TASK TO COMPLETE:
Please repeat the listing below exactly, but do not include its pictures.

MATERIAL FOR THE TASK:

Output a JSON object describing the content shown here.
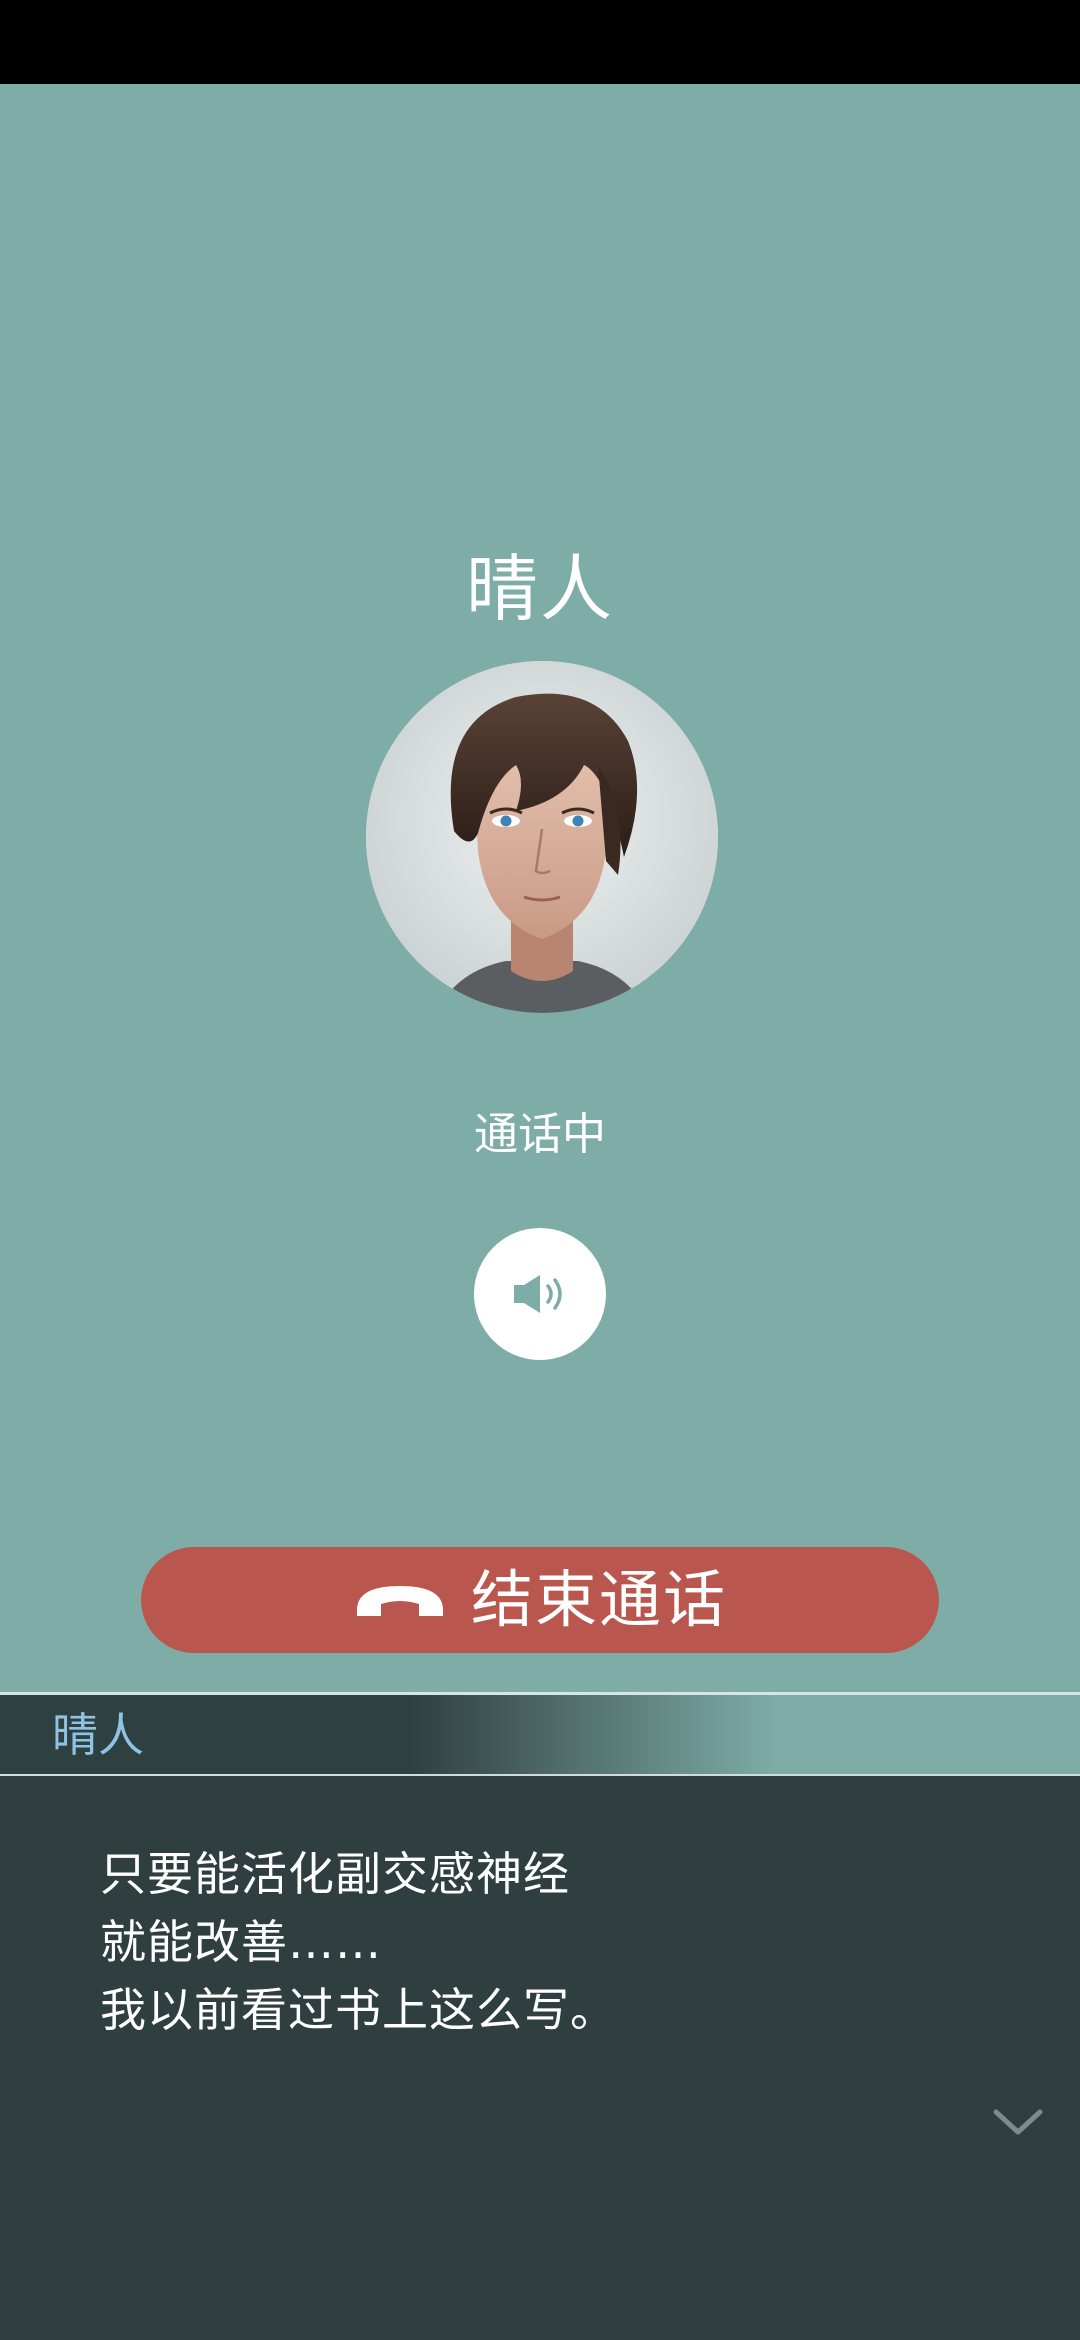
{
  "call": {
    "caller_name": "晴人",
    "status": "通话中",
    "end_call_label": "结束通话"
  },
  "icons": {
    "speaker": "speaker-icon",
    "end_call": "phone-hangup-icon",
    "continue": "chevron-down-icon"
  },
  "dialogue": {
    "speaker": "晴人",
    "lines": [
      "只要能活化副交感神经",
      "就能改善……",
      "我以前看过书上这么写。"
    ]
  },
  "colors": {
    "background": "#7eaca7",
    "end_call_button": "#b9574f",
    "dialogue_box": "#2f3e3e",
    "speaker_name": "#8fc2e3"
  }
}
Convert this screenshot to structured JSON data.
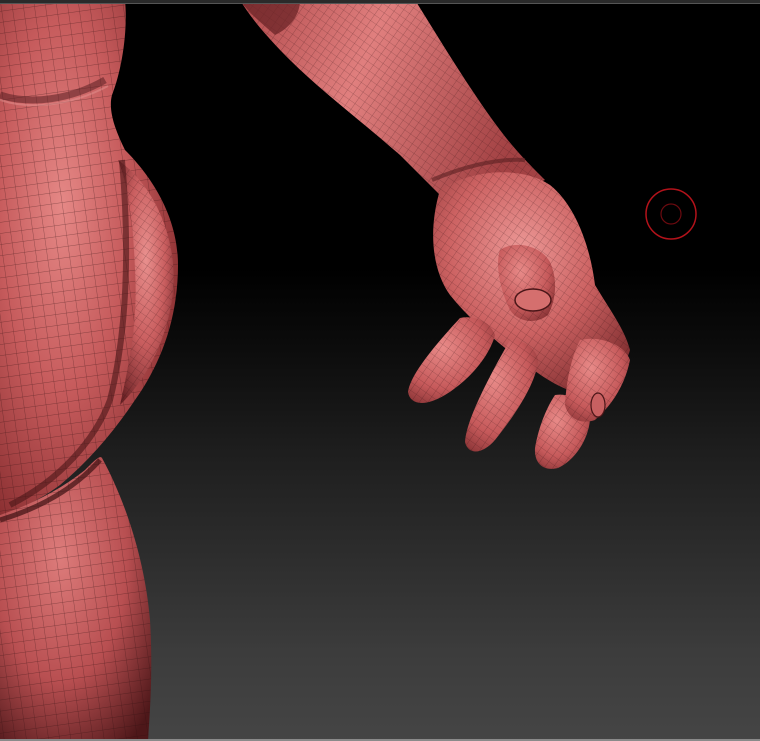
{
  "viewport": {
    "background_top": "#000000",
    "background_bottom": "#454545"
  },
  "model": {
    "material_color": "#c4595a",
    "highlight_color": "#e88a88",
    "shadow_color": "#5a1f22",
    "wire_color": "#2b0c0e"
  },
  "brush_cursor": {
    "ring_color": "#b3121a",
    "icon": "brush-cursor-icon"
  }
}
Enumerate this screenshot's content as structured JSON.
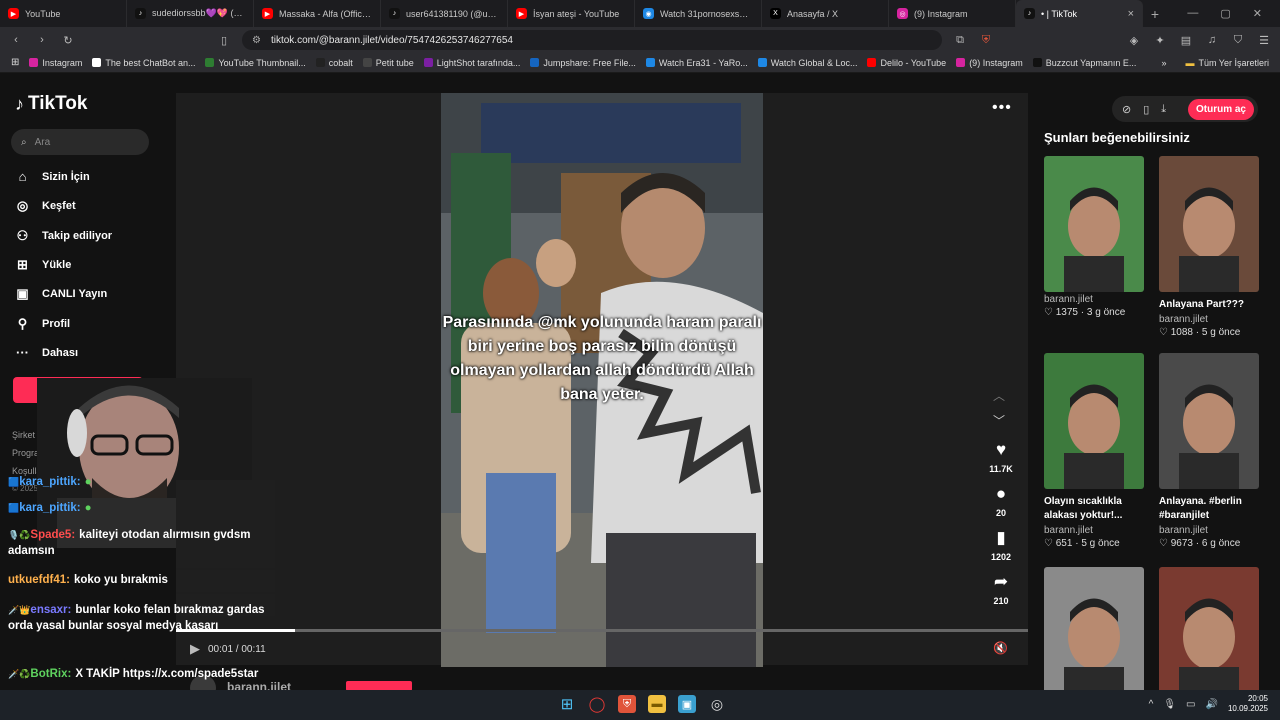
{
  "tabs": [
    {
      "title": "YouTube",
      "color": "#ff0000",
      "glyph": "▶"
    },
    {
      "title": "sudediorssbb💜💖 (@su...",
      "color": "#111111",
      "glyph": "♪"
    },
    {
      "title": "Massaka - Alfa (Official vid...",
      "color": "#ff0000",
      "glyph": "▶"
    },
    {
      "title": "user641381190 (@user64...",
      "color": "#111111",
      "glyph": "♪"
    },
    {
      "title": "İsyan ateşi - YouTube",
      "color": "#ff0000",
      "glyph": "▶"
    },
    {
      "title": "Watch 31pornosexspades...",
      "color": "#1e88e5",
      "glyph": "◉"
    },
    {
      "title": "Anasayfa / X",
      "color": "#000000",
      "glyph": "X"
    },
    {
      "title": "(9) Instagram",
      "color": "#d6249f",
      "glyph": "◎"
    },
    {
      "title": "• | TikTok",
      "color": "#111111",
      "glyph": "♪",
      "active": true
    }
  ],
  "toolbar": {
    "url": "tiktok.com/@barann.jilet/video/7547426253746277654"
  },
  "bookmarks": [
    {
      "label": "Instagram",
      "color": "#d6249f"
    },
    {
      "label": "The best ChatBot an...",
      "color": "#ffffff"
    },
    {
      "label": "YouTube Thumbnail...",
      "color": "#2e7d32"
    },
    {
      "label": "cobalt",
      "color": "#222222"
    },
    {
      "label": "Petit tube",
      "color": "#444444"
    },
    {
      "label": "LightShot tarafında...",
      "color": "#7b1fa2"
    },
    {
      "label": "Jumpshare: Free File...",
      "color": "#1565c0"
    },
    {
      "label": "Watch Era31 - YaRo...",
      "color": "#1e88e5"
    },
    {
      "label": "Watch Global & Loc...",
      "color": "#1e88e5"
    },
    {
      "label": "Delilo - YouTube",
      "color": "#ff0000"
    },
    {
      "label": "(9) Instagram",
      "color": "#d6249f"
    },
    {
      "label": "Buzzcut Yapmanın E...",
      "color": "#111111"
    }
  ],
  "bookmarks_folder": "Tüm Yer İşaretleri",
  "sidebar": {
    "logo": "TikTok",
    "search_placeholder": "Ara",
    "items": [
      {
        "label": "Sizin İçin",
        "icon": "home-icon",
        "glyph": "⌂"
      },
      {
        "label": "Keşfet",
        "icon": "compass-icon",
        "glyph": "◎"
      },
      {
        "label": "Takip ediliyor",
        "icon": "following-icon",
        "glyph": "⚇"
      },
      {
        "label": "Yükle",
        "icon": "upload-icon",
        "glyph": "⊞"
      },
      {
        "label": "CANLI Yayın",
        "icon": "live-icon",
        "glyph": "▣"
      },
      {
        "label": "Profil",
        "icon": "profile-icon",
        "glyph": "⚲"
      },
      {
        "label": "Dahası",
        "icon": "more-icon",
        "glyph": "···"
      }
    ],
    "footer": [
      "Şirket",
      "Program",
      "Koşullar ve Politikalar"
    ],
    "copyright": "© 2025 TikTok"
  },
  "chat": [
    {
      "user": "kara_pittik:",
      "text": "",
      "color": "#4da6ff",
      "badges": "🟦"
    },
    {
      "user": "kara_pittik:",
      "text": "",
      "color": "#4da6ff",
      "badges": "🟦"
    },
    {
      "user": "Spade5:",
      "text": "kaliteyi otodan alırmısın gvdsm adamsın",
      "color": "#ff4d4d",
      "badges": "🎙️♻️"
    },
    {
      "user": "utkuefdf41:",
      "text": "koko yu bırakmis",
      "color": "#ffb14d",
      "badges": ""
    },
    {
      "user": "ensaxr:",
      "text": "bunlar koko felan bırakmaz gardas orda yasal bunlar sosyal medya kaşarı",
      "color": "#7a7aff",
      "badges": "🗡️👑"
    },
    {
      "user": "BotRix:",
      "text": "X TAKİP https://x.com/spade5star",
      "color": "#5fd35f",
      "badges": "🗡️♻️"
    }
  ],
  "video": {
    "caption": "Parasınında @mk yolununda haram paralı biri yerine boş parasız bilin dönüşü olmayan yollardan allah döndürdü Allah bana yeter.",
    "time": "00:01 / 00:11",
    "progress": 0.14,
    "author": "barann.jilet",
    "actions": [
      {
        "icon": "heart-icon",
        "glyph": "♥",
        "count": "11.7K"
      },
      {
        "icon": "comment-icon",
        "glyph": "●",
        "count": "20"
      },
      {
        "icon": "bookmark-icon",
        "glyph": "▮",
        "count": "1202"
      },
      {
        "icon": "share-icon",
        "glyph": "➦",
        "count": "210"
      }
    ]
  },
  "right": {
    "login": "Oturum aç",
    "title": "Şunları beğenebilirsiniz",
    "cards": [
      {
        "title": "",
        "author": "barann.jilet",
        "likes": "1375",
        "age": "3 g önce",
        "bg": "#4a8a4a"
      },
      {
        "title": "Anlayana Part???",
        "author": "barann.jilet",
        "likes": "1088",
        "age": "5 g önce",
        "bg": "#6a4a3a"
      },
      {
        "title": "Olayın sıcaklıkla alakası yoktur!...",
        "author": "barann.jilet",
        "likes": "651",
        "age": "5 g önce",
        "bg": "#3d7a3d"
      },
      {
        "title": "Anlayana. #berlin #baranjilet",
        "author": "barann.jilet",
        "likes": "9673",
        "age": "6 g önce",
        "bg": "#4a4a4a"
      },
      {
        "title": "",
        "author": "",
        "likes": "",
        "age": "",
        "bg": "#8a8a8a"
      },
      {
        "title": "",
        "author": "",
        "likes": "",
        "age": "",
        "bg": "#7a3a30"
      }
    ]
  },
  "taskbar": {
    "time": "20:05",
    "date": "10.09.2025"
  }
}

ANSWER FOR THIS EXERCISE:
Output a JSON object describing the content shown here.
{
  "call": {
    "caller_name": "晴人",
    "status": "通话中",
    "end_call_label": "结束通话"
  },
  "icons": {
    "speaker": "speaker-icon",
    "end_call": "phone-hangup-icon",
    "continue": "chevron-down-icon"
  },
  "dialogue": {
    "speaker": "晴人",
    "lines": [
      "只要能活化副交感神经",
      "就能改善……",
      "我以前看过书上这么写。"
    ]
  },
  "colors": {
    "background": "#7eaca7",
    "end_call_button": "#b9574f",
    "dialogue_box": "#2f3e3e",
    "speaker_name": "#8fc2e3"
  }
}
Convert this screenshot to structured JSON data.
{
  "viewport": {
    "background_top": "#000000",
    "background_bottom": "#454545"
  },
  "model": {
    "material_color": "#c4595a",
    "highlight_color": "#e88a88",
    "shadow_color": "#5a1f22",
    "wire_color": "#2b0c0e"
  },
  "brush_cursor": {
    "ring_color": "#b3121a",
    "icon": "brush-cursor-icon"
  }
}
Enumerate this screenshot's content as structured JSON.
{
  "tabs": [
    {
      "title": "YouTube",
      "color": "#ff0000",
      "glyph": "▶"
    },
    {
      "title": "sudediorssbb💜💖 (@su...",
      "color": "#111111",
      "glyph": "♪"
    },
    {
      "title": "Massaka - Alfa (Official vid...",
      "color": "#ff0000",
      "glyph": "▶"
    },
    {
      "title": "user641381190 (@user64...",
      "color": "#111111",
      "glyph": "♪"
    },
    {
      "title": "İsyan ateşi - YouTube",
      "color": "#ff0000",
      "glyph": "▶"
    },
    {
      "title": "Watch 31pornosexspades...",
      "color": "#1e88e5",
      "glyph": "◉"
    },
    {
      "title": "Anasayfa / X",
      "color": "#000000",
      "glyph": "X"
    },
    {
      "title": "(9) Instagram",
      "color": "#d6249f",
      "glyph": "◎"
    },
    {
      "title": "• | TikTok",
      "color": "#111111",
      "glyph": "♪",
      "active": true
    }
  ],
  "toolbar": {
    "url": "tiktok.com/@barann.jilet/video/7547426253746277654"
  },
  "bookmarks": [
    {
      "label": "Instagram",
      "color": "#d6249f"
    },
    {
      "label": "The best ChatBot an...",
      "color": "#ffffff"
    },
    {
      "label": "YouTube Thumbnail...",
      "color": "#2e7d32"
    },
    {
      "label": "cobalt",
      "color": "#222222"
    },
    {
      "label": "Petit tube",
      "color": "#444444"
    },
    {
      "label": "LightShot tarafında...",
      "color": "#7b1fa2"
    },
    {
      "label": "Jumpshare: Free File...",
      "color": "#1565c0"
    },
    {
      "label": "Watch Era31 - YaRo...",
      "color": "#1e88e5"
    },
    {
      "label": "Watch Global & Loc...",
      "color": "#1e88e5"
    },
    {
      "label": "Delilo - YouTube",
      "color": "#ff0000"
    },
    {
      "label": "(9) Instagram",
      "color": "#d6249f"
    },
    {
      "label": "Buzzcut Yapmanın E...",
      "color": "#111111"
    }
  ],
  "bookmarks_folder": "Tüm Yer İşaretleri",
  "sidebar": {
    "logo": "TikTok",
    "search_placeholder": "Ara",
    "items": [
      {
        "label": "Sizin İçin",
        "icon": "home-icon",
        "glyph": "⌂"
      },
      {
        "label": "Keşfet",
        "icon": "compass-icon",
        "glyph": "◎"
      },
      {
        "label": "Takip ediliyor",
        "icon": "following-icon",
        "glyph": "⚇"
      },
      {
        "label": "Yükle",
        "icon": "upload-icon",
        "glyph": "⊞"
      },
      {
        "label": "CANLI Yayın",
        "icon": "live-icon",
        "glyph": "▣"
      },
      {
        "label": "Profil",
        "icon": "profile-icon",
        "glyph": "⚲"
      },
      {
        "label": "Dahası",
        "icon": "more-icon",
        "glyph": "···"
      }
    ],
    "footer": [
      "Şirket",
      "Program",
      "Koşullar ve Politikalar"
    ],
    "copyright": "© 2025 TikTok"
  },
  "chat": [
    {
      "user": "kara_pittik:",
      "text": "",
      "color": "#4da6ff",
      "badges": "🟦"
    },
    {
      "user": "kara_pittik:",
      "text": "",
      "color": "#4da6ff",
      "badges": "🟦"
    },
    {
      "user": "Spade5:",
      "text": "kaliteyi otodan alırmısın gvdsm adamsın",
      "color": "#ff4d4d",
      "badges": "🎙️♻️"
    },
    {
      "user": "utkuefdf41:",
      "text": "koko yu bırakmis",
      "color": "#ffb14d",
      "badges": ""
    },
    {
      "user": "ensaxr:",
      "text": "bunlar koko felan bırakmaz gardas orda yasal bunlar sosyal medya kaşarı",
      "color": "#7a7aff",
      "badges": "🗡️👑"
    },
    {
      "user": "BotRix:",
      "text": "X TAKİP https://x.com/spade5star",
      "color": "#5fd35f",
      "badges": "🗡️♻️"
    }
  ],
  "video": {
    "caption": "Parasınında @mk yolununda haram paralı biri yerine boş parasız bilin dönüşü olmayan yollardan allah döndürdü Allah bana yeter.",
    "time": "00:01 / 00:11",
    "progress": 0.14,
    "author": "barann.jilet",
    "actions": [
      {
        "icon": "heart-icon",
        "glyph": "♥",
        "count": "11.7K"
      },
      {
        "icon": "comment-icon",
        "glyph": "●",
        "count": "20"
      },
      {
        "icon": "bookmark-icon",
        "glyph": "▮",
        "count": "1202"
      },
      {
        "icon": "share-icon",
        "glyph": "➦",
        "count": "210"
      }
    ]
  },
  "right": {
    "login": "Oturum aç",
    "title": "Şunları beğenebilirsiniz",
    "cards": [
      {
        "title": "",
        "author": "barann.jilet",
        "likes": "1375",
        "age": "3 g önce",
        "bg": "#4a8a4a"
      },
      {
        "title": "Anlayana Part???",
        "author": "barann.jilet",
        "likes": "1088",
        "age": "5 g önce",
        "bg": "#6a4a3a"
      },
      {
        "title": "Olayın sıcaklıkla alakası yoktur!...",
        "author": "barann.jilet",
        "likes": "651",
        "age": "5 g önce",
        "bg": "#3d7a3d"
      },
      {
        "title": "Anlayana. #berlin #baranjilet",
        "author": "barann.jilet",
        "likes": "9673",
        "age": "6 g önce",
        "bg": "#4a4a4a"
      },
      {
        "title": "",
        "author": "",
        "likes": "",
        "age": "",
        "bg": "#8a8a8a"
      },
      {
        "title": "",
        "author": "",
        "likes": "",
        "age": "",
        "bg": "#7a3a30"
      }
    ]
  },
  "taskbar": {
    "time": "20:05",
    "date": "10.09.2025"
  }
}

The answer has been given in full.